### PROBLEM
Whenever a line in the records below holds the string "Nancy", copy it out.

### THE RECORDS
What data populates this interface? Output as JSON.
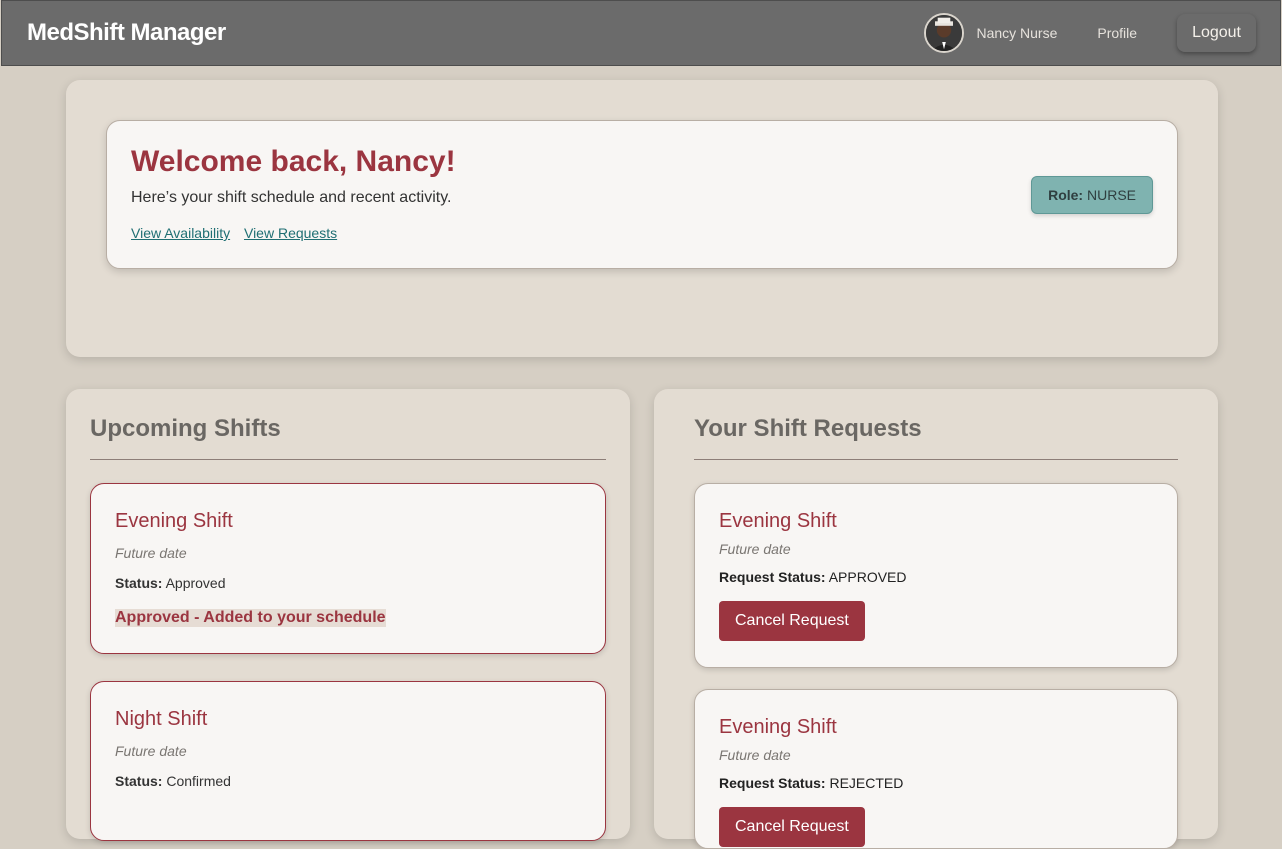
{
  "navbar": {
    "brand": "MedShift Manager",
    "user_name": "Nancy Nurse",
    "profile_label": "Profile",
    "logout_label": "Logout"
  },
  "welcome": {
    "title": "Welcome back, Nancy!",
    "subtitle": "Here’s your shift schedule and recent activity.",
    "links": [
      "View Availability",
      "View Requests"
    ],
    "role_label": "Role:",
    "role_value": "NURSE"
  },
  "upcoming": {
    "title": "Upcoming Shifts",
    "status_label": "Status:",
    "shifts": [
      {
        "name": "Evening Shift",
        "date": "Future date",
        "status": "Approved",
        "note": "Approved - Added to your schedule"
      },
      {
        "name": "Night Shift",
        "date": "Future date",
        "status": "Confirmed"
      }
    ]
  },
  "requests": {
    "title": "Your Shift Requests",
    "status_label": "Request Status:",
    "cancel_label": "Cancel Request",
    "items": [
      {
        "name": "Evening Shift",
        "date": "Future date",
        "status": "APPROVED"
      },
      {
        "name": "Evening Shift",
        "date": "Future date",
        "status": "REJECTED"
      }
    ]
  },
  "colors": {
    "accent": "#9b3540",
    "navbar": "#6b6b6b",
    "role_badge": "#7fb3b0",
    "link": "#1f6f73"
  }
}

### REPLY TO THE EXERCISE
    "user_name": "Nancy Nurse",
    "title": "Welcome back, Nancy!",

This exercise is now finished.